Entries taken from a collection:
_____
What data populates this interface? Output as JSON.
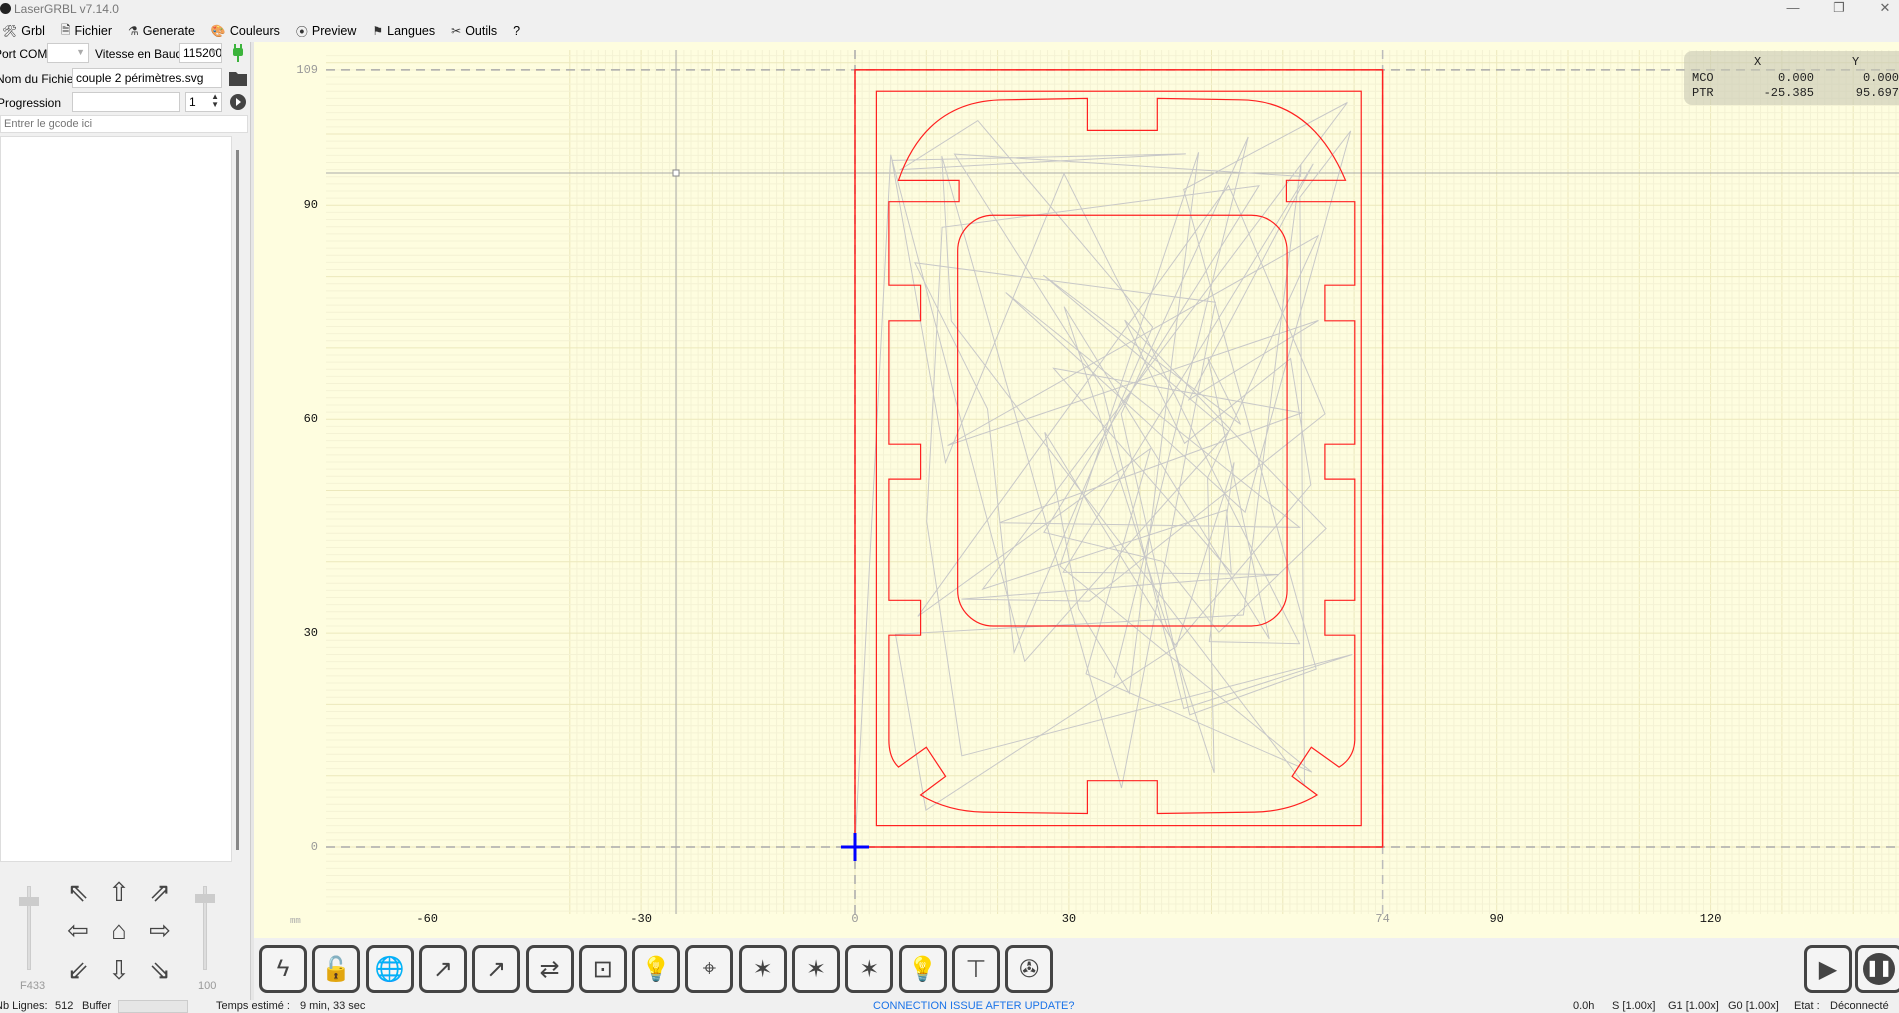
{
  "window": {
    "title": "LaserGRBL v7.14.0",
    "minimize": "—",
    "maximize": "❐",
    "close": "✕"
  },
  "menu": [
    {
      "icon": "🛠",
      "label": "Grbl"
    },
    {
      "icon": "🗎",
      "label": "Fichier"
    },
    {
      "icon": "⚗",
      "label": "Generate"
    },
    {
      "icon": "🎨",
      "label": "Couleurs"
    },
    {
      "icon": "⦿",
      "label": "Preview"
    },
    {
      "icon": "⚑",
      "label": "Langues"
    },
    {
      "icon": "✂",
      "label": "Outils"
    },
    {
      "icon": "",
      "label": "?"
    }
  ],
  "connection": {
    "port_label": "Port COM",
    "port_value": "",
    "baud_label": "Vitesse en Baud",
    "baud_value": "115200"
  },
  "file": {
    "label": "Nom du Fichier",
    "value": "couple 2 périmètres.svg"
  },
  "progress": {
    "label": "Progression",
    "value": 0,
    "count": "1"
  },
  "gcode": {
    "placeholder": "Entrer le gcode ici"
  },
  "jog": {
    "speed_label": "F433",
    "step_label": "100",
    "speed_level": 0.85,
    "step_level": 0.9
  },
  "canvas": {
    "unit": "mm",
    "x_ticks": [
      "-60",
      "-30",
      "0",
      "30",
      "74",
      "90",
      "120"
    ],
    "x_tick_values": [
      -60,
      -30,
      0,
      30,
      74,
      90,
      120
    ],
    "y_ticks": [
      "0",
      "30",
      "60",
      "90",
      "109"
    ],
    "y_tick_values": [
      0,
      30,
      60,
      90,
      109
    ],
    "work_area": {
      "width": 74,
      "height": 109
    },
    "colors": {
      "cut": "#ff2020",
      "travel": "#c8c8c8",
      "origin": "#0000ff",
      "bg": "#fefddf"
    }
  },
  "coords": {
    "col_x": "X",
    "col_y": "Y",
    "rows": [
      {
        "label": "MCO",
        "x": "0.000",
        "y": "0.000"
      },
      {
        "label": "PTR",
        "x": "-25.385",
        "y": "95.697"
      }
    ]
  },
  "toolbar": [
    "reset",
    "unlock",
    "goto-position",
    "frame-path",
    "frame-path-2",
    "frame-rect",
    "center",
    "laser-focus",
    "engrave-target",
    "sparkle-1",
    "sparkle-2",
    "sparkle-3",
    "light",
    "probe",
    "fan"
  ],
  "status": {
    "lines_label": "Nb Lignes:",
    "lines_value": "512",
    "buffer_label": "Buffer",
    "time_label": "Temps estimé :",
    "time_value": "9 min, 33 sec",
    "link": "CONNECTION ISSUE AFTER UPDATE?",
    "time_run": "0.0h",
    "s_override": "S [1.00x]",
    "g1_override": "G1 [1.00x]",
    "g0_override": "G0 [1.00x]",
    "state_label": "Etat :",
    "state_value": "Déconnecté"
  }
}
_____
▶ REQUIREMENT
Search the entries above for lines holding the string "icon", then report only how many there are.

▶ ANSWER AREA
8